(Beginning of Records shown)

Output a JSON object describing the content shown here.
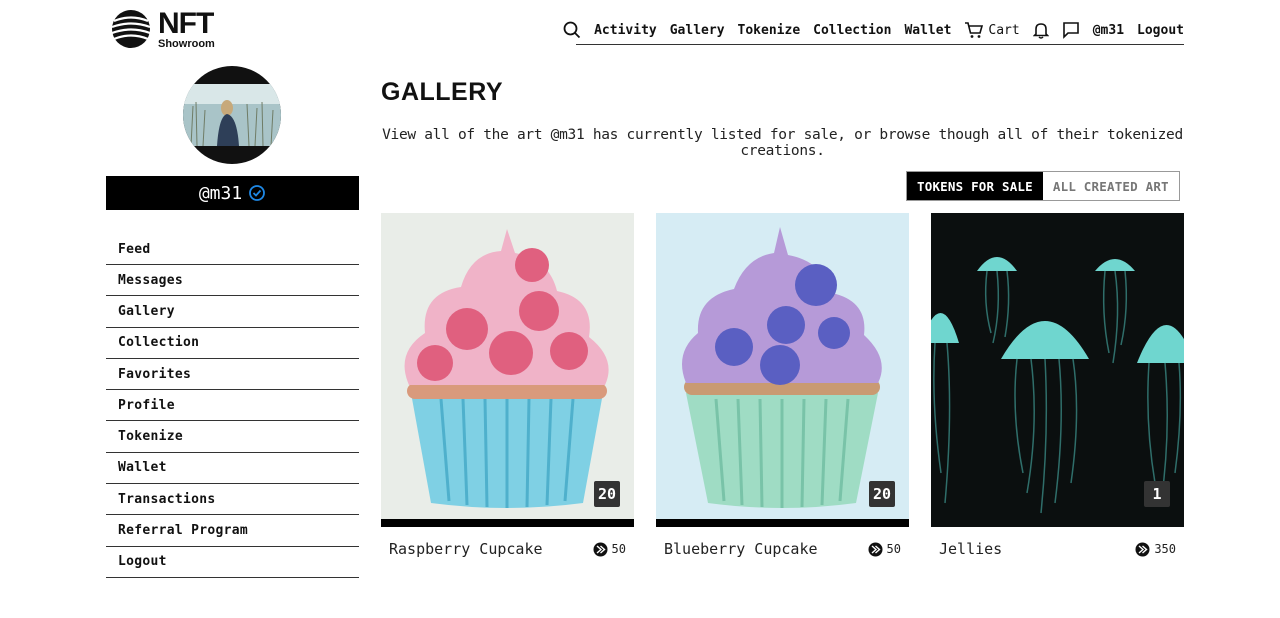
{
  "brand": {
    "big": "NFT",
    "small": "Showroom"
  },
  "topnav": {
    "links": [
      "Activity",
      "Gallery",
      "Tokenize",
      "Collection",
      "Wallet"
    ],
    "cart": "Cart",
    "user": "@m31",
    "logout": "Logout"
  },
  "profile": {
    "username": "@m31"
  },
  "sidebar": {
    "items": [
      "Feed",
      "Messages",
      "Gallery",
      "Collection",
      "Favorites",
      "Profile",
      "Tokenize",
      "Wallet",
      "Transactions",
      "Referral Program",
      "Logout"
    ]
  },
  "main": {
    "title": "GALLERY",
    "subtitle": "View all of the art @m31 has currently listed for sale, or browse though all of their tokenized creations.",
    "toggle": {
      "active": "TOKENS FOR SALE",
      "inactive": "ALL CREATED ART"
    }
  },
  "cards": [
    {
      "name": "Raspberry Cupcake",
      "price": "50",
      "count": "20"
    },
    {
      "name": "Blueberry Cupcake",
      "price": "50",
      "count": "20"
    },
    {
      "name": "Jellies",
      "price": "350",
      "count": "1"
    }
  ],
  "colors": {
    "accent": "#1e88e5",
    "dark": "#000000"
  }
}
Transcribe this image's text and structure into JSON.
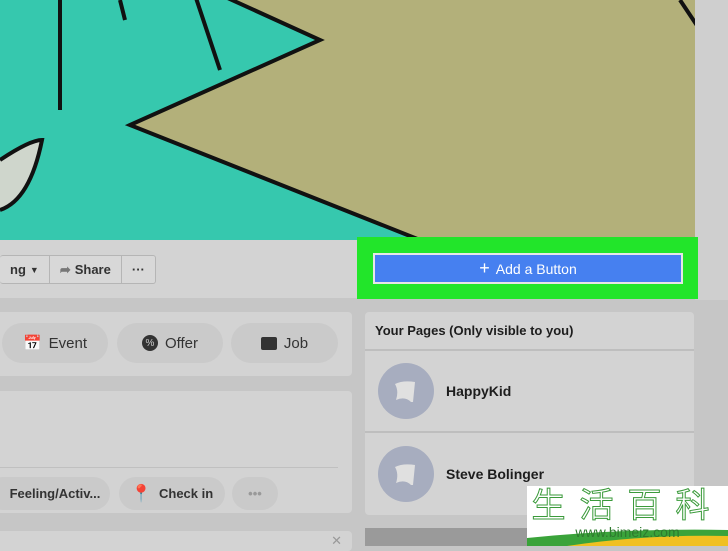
{
  "actions": {
    "like_partial": "ng",
    "share": "Share",
    "more": "···"
  },
  "add_button": {
    "label": "Add a Button",
    "icon": "plus-icon"
  },
  "create_post": {
    "event": "Event",
    "offer": "Offer",
    "job": "Job"
  },
  "composer": {
    "feeling": "Feeling/Activ...",
    "checkin": "Check in",
    "more": "•••"
  },
  "your_pages": {
    "title": "Your Pages (Only visible to you)",
    "pages": [
      {
        "name": "HappyKid"
      },
      {
        "name": "Steve Bolinger"
      }
    ]
  },
  "watermark": {
    "chars": "生活百科",
    "url": "www.bimeiz.com"
  },
  "colors": {
    "highlight": "#22e52a",
    "button": "#4680f0",
    "cover_teal": "#36c8ae",
    "cover_khaki": "#b3b07a",
    "pin": "#d0344c"
  }
}
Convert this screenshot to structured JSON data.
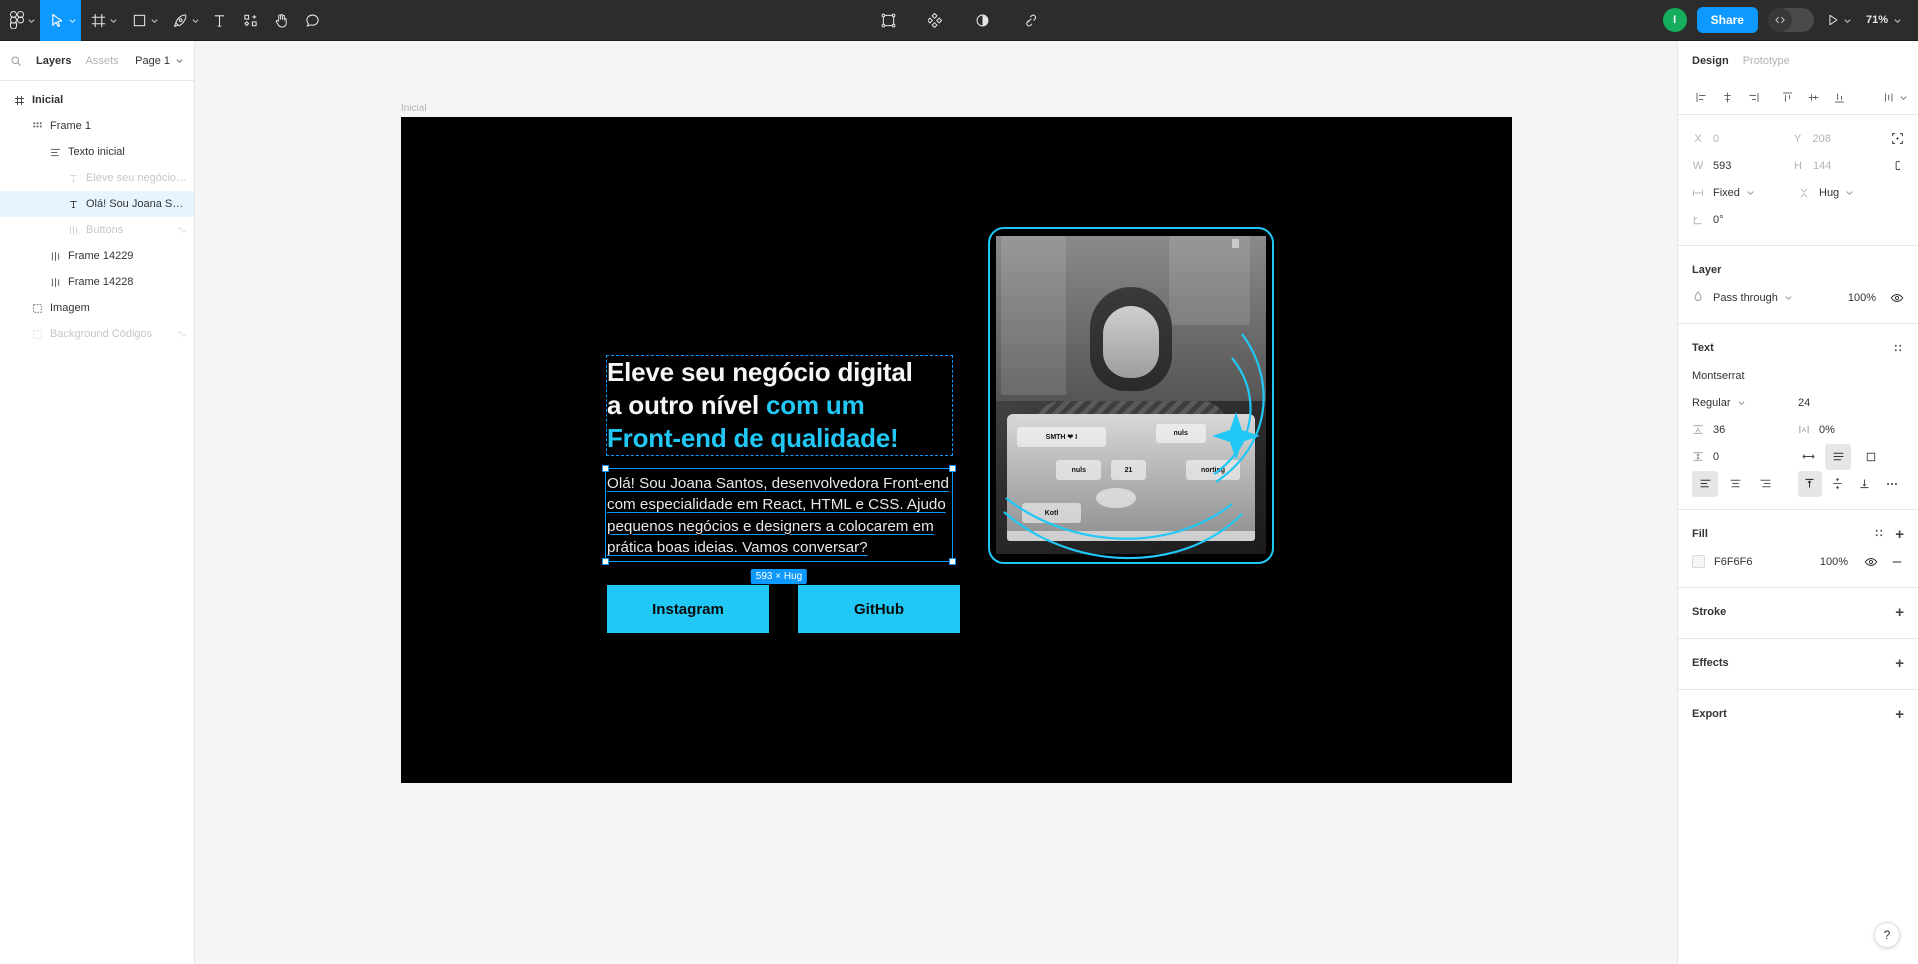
{
  "toolbar": {
    "left_tools": [
      {
        "name": "figma-menu-icon",
        "label": "Figma menu",
        "has_caret": true,
        "active": false
      },
      {
        "name": "move-tool-icon",
        "label": "Move",
        "has_caret": true,
        "active": true
      },
      {
        "name": "frame-tool-icon",
        "label": "Frame",
        "has_caret": true,
        "active": false
      },
      {
        "name": "shape-tool-icon",
        "label": "Shape",
        "has_caret": true,
        "active": false
      },
      {
        "name": "pen-tool-icon",
        "label": "Pen",
        "has_caret": true,
        "active": false
      },
      {
        "name": "text-tool-icon",
        "label": "Text",
        "has_caret": false,
        "active": false
      },
      {
        "name": "actions-tool-icon",
        "label": "Actions",
        "has_caret": false,
        "active": false
      },
      {
        "name": "hand-tool-icon",
        "label": "Hand",
        "has_caret": false,
        "active": false
      },
      {
        "name": "comment-tool-icon",
        "label": "Comment",
        "has_caret": false,
        "active": false
      }
    ],
    "center_tools": [
      {
        "name": "component-icon",
        "label": "Create component"
      },
      {
        "name": "plugins-icon",
        "label": "Plugins"
      },
      {
        "name": "contrast-icon",
        "label": "Contrast"
      },
      {
        "name": "link-icon",
        "label": "Link"
      }
    ],
    "avatar_initial": "I",
    "share_label": "Share",
    "devmode_label": "</>",
    "present_label": "Present",
    "zoom_label": "71%"
  },
  "left_panel": {
    "tabs": [
      {
        "label": "Layers",
        "active": true
      },
      {
        "label": "Assets",
        "active": false
      }
    ],
    "page_selector": "Page 1",
    "search_icon": "search-icon",
    "layers": [
      {
        "name": "Inicial",
        "icon": "page-frame-icon",
        "depth": 0,
        "selected": false,
        "dim": false,
        "bold": true,
        "mask": false
      },
      {
        "name": "Frame 1",
        "icon": "grid-layout-icon",
        "depth": 1,
        "selected": false,
        "dim": false,
        "bold": false,
        "mask": false
      },
      {
        "name": "Texto inicial",
        "icon": "vertical-autolayout-icon",
        "depth": 2,
        "selected": false,
        "dim": false,
        "bold": false,
        "mask": false
      },
      {
        "name": "Eleve seu negócio di...",
        "icon": "text-layer-icon",
        "depth": 3,
        "selected": false,
        "dim": true,
        "bold": false,
        "mask": false
      },
      {
        "name": "Olá! Sou Joana Sant...",
        "icon": "text-layer-icon",
        "depth": 3,
        "selected": true,
        "dim": false,
        "bold": false,
        "mask": false
      },
      {
        "name": "Buttons",
        "icon": "horizontal-autolayout-icon",
        "depth": 3,
        "selected": false,
        "dim": true,
        "bold": false,
        "mask": true
      },
      {
        "name": "Frame 14229",
        "icon": "horizontal-autolayout-icon",
        "depth": 2,
        "selected": false,
        "dim": false,
        "bold": false,
        "mask": false
      },
      {
        "name": "Frame 14228",
        "icon": "horizontal-autolayout-icon",
        "depth": 2,
        "selected": false,
        "dim": false,
        "bold": false,
        "mask": false
      },
      {
        "name": "Imagem",
        "icon": "group-icon",
        "depth": 1,
        "selected": false,
        "dim": false,
        "bold": false,
        "mask": false
      },
      {
        "name": "Background Códigos",
        "icon": "group-icon",
        "depth": 1,
        "selected": false,
        "dim": true,
        "bold": false,
        "mask": true
      }
    ]
  },
  "canvas": {
    "frame_name": "Inicial",
    "headline": {
      "line1": "Eleve seu negócio digital",
      "line2_plain": "a outro nível ",
      "line2_accent": "com um",
      "line3_accent": "Front-end de qualidade!"
    },
    "paragraph": "Olá! Sou Joana Santos, desenvolvedora Front-end com especialidade em React, HTML e CSS. Ajudo pequenos negócios e designers a colocarem em prática boas ideias. Vamos conversar?",
    "size_badge": "593 × Hug",
    "buttons": [
      {
        "label": "Instagram"
      },
      {
        "label": "GitHub"
      }
    ],
    "colors": {
      "accent": "#22c8f5",
      "selection": "#0d99ff",
      "background": "#000000",
      "text": "#f6f6f6"
    },
    "laptop_stickers": [
      "SMTH ❤ I",
      "nuls",
      "21",
      "nuls",
      "nortipg",
      "Kotl"
    ]
  },
  "right_panel": {
    "tabs": [
      {
        "label": "Design",
        "active": true
      },
      {
        "label": "Prototype",
        "active": false
      }
    ],
    "align_buttons": [
      "align-left-icon",
      "align-horizontal-center-icon",
      "align-right-icon",
      "align-top-icon",
      "align-vertical-center-icon",
      "align-bottom-icon",
      "distribute-icon"
    ],
    "position": {
      "x_label": "X",
      "x_value": "0",
      "y_label": "Y",
      "y_value": "208",
      "w_label": "W",
      "w_value": "593",
      "h_label": "H",
      "h_value": "144",
      "horizontal_resizing": "Fixed",
      "vertical_resizing": "Hug",
      "rotation": "0°"
    },
    "layer": {
      "title": "Layer",
      "blend_mode": "Pass through",
      "opacity": "100%"
    },
    "text": {
      "title": "Text",
      "font_family": "Montserrat",
      "font_weight": "Regular",
      "font_size": "24",
      "line_height": "36",
      "letter_spacing": "0%",
      "paragraph_spacing": "0",
      "align_horizontal": "left",
      "align_vertical": "top"
    },
    "fill": {
      "title": "Fill",
      "color": "F6F6F6",
      "opacity": "100%"
    },
    "stroke": {
      "title": "Stroke"
    },
    "effects": {
      "title": "Effects"
    },
    "export": {
      "title": "Export"
    },
    "help_label": "?"
  }
}
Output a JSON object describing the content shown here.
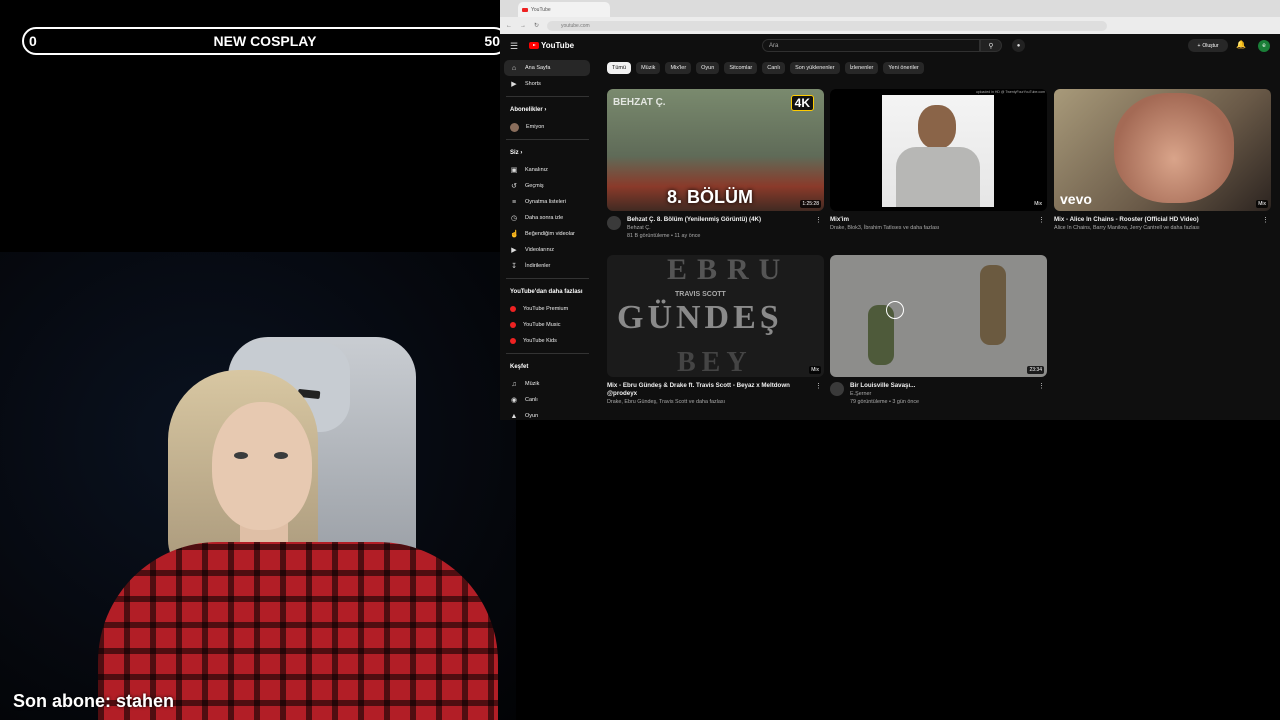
{
  "overlay": {
    "goal_start": "0",
    "goal_title": "NEW COSPLAY",
    "goal_end": "50",
    "last_sub": "Son abone: stahen"
  },
  "browser": {
    "tab_title": "YouTube",
    "url": "youtube.com"
  },
  "youtube": {
    "logo": "YouTube",
    "search_placeholder": "Ara",
    "create_label": "Oluştur",
    "avatar_letter": "e",
    "sidebar": {
      "top": [
        {
          "label": "Ana Sayfa",
          "icon": "home-icon"
        },
        {
          "label": "Shorts",
          "icon": "shorts-icon"
        }
      ],
      "subs_header": "Abonelikler",
      "subs": [
        {
          "label": "Emiyon"
        }
      ],
      "you_header": "Siz",
      "you": [
        {
          "label": "Kanalınız",
          "icon": "channel-icon"
        },
        {
          "label": "Geçmiş",
          "icon": "history-icon"
        },
        {
          "label": "Oynatma listeleri",
          "icon": "playlist-icon"
        },
        {
          "label": "Daha sonra izle",
          "icon": "clock-icon"
        },
        {
          "label": "Beğendiğim videolar",
          "icon": "thumbs-up-icon"
        },
        {
          "label": "Videolarınız",
          "icon": "video-icon"
        },
        {
          "label": "İndirilenler",
          "icon": "download-icon"
        }
      ],
      "more_header": "YouTube'dan daha fazlası",
      "more": [
        {
          "label": "YouTube Premium"
        },
        {
          "label": "YouTube Music"
        },
        {
          "label": "YouTube Kids"
        }
      ],
      "explore_header": "Keşfet",
      "explore": [
        {
          "label": "Müzik",
          "icon": "music-icon"
        },
        {
          "label": "Canlı",
          "icon": "live-icon"
        },
        {
          "label": "Oyun",
          "icon": "gamepad-icon"
        }
      ]
    },
    "chips": [
      "Tümü",
      "Müzik",
      "Mix'ler",
      "Oyun",
      "Sitcomlar",
      "Canlı",
      "Son yüklenenler",
      "İzlenenler",
      "Yeni öneriler"
    ],
    "videos": [
      {
        "title": "Behzat Ç. 8. Bölüm (Yenilenmiş Görüntü) (4K)",
        "channel": "Behzat Ç.",
        "stats": "81 B görüntüleme • 11 ay önce",
        "duration": "1:25:28",
        "thumb_text": "8. BÖLÜM",
        "badge": "4K",
        "logo": "BEHZAT Ç."
      },
      {
        "title": "Mix'im",
        "channel": "Drake, Blok3, İbrahim Tatlıses ve daha fazlası",
        "stats": "",
        "duration": "Mix",
        "thumb_text": "uploaded in HD @ TwentyFourYouTube.com"
      },
      {
        "title": "Mix - Alice In Chains - Rooster (Official HD Video)",
        "channel": "Alice In Chains, Barry Manilow, Jerry Cantrell ve daha fazlası",
        "stats": "",
        "duration": "Mix",
        "thumb_text": "vevo"
      },
      {
        "title": "Mix - Ebru Gündeş & Drake ft. Travis Scott - Beyaz x Meltdown @prodeyx",
        "channel": "Drake, Ebru Gündeş, Travis Scott ve daha fazlası",
        "stats": "",
        "duration": "Mix",
        "thumb_text": "GÜNDEŞ",
        "thumb_top": "EBRU",
        "thumb_mid": "TRAVIS SCOTT",
        "thumb_bottom": "BEY"
      },
      {
        "title": "Bir Louisville Savaşı...",
        "channel": "E.Şerner",
        "stats": "79 görüntüleme • 3 gün önce",
        "duration": "23:34"
      }
    ]
  },
  "colors": {
    "yt_red": "#ff0000",
    "shirt_red": "#b21e26",
    "yt_bg": "#0f0f0f"
  }
}
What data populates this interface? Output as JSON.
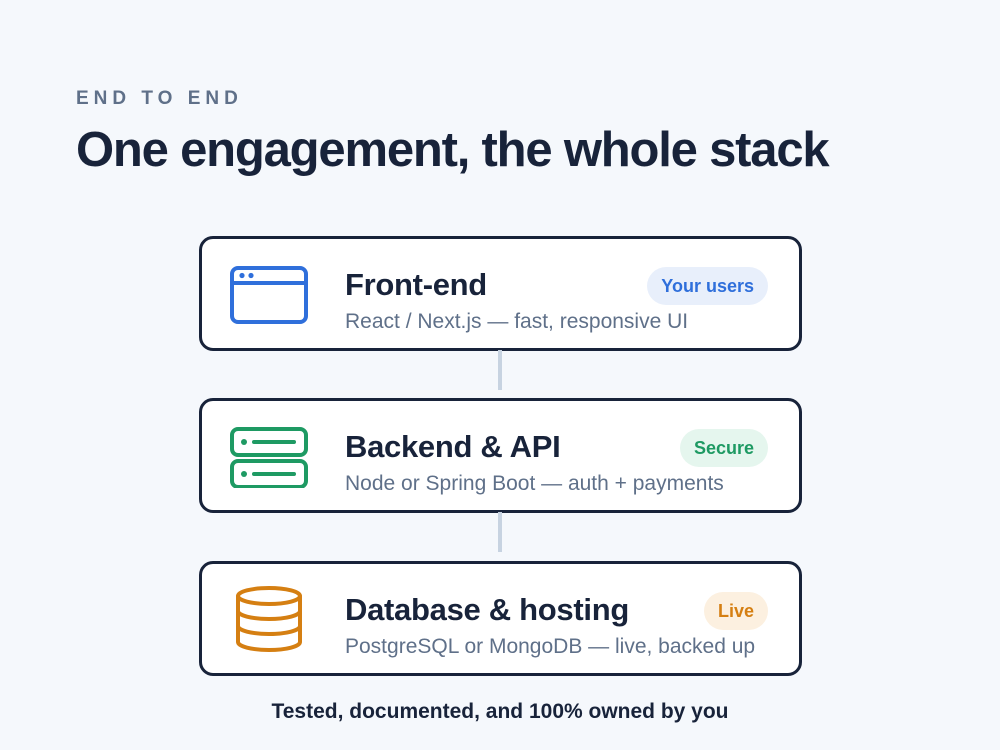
{
  "header": {
    "eyebrow": "END TO END",
    "title": "One engagement, the whole stack"
  },
  "layers": [
    {
      "name": "Front-end",
      "description": "React / Next.js — fast, responsive UI",
      "badge": "Your users",
      "icon": "browser-window-icon",
      "color": "#2f6fdb"
    },
    {
      "name": "Backend & API",
      "description": "Node or Spring Boot — auth + payments",
      "badge": "Secure",
      "icon": "server-icon",
      "color": "#1e9a63"
    },
    {
      "name": "Database & hosting",
      "description": "PostgreSQL or MongoDB — live, backed up",
      "badge": "Live",
      "icon": "database-icon",
      "color": "#d57f12"
    }
  ],
  "footer": "Tested, documented, and 100% owned by you"
}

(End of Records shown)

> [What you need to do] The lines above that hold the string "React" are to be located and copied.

> [Solution to the exercise]
    "paragraph": "Olá! Sou Joana Santos, desenvolvedora Front-end com especialidade em React, HTML e CSS. Ajudo pequenos negócios e designers a colocarem em prática boas ideias. Vamos conversar?",
      "description": "React / Next.js — fast, responsive UI",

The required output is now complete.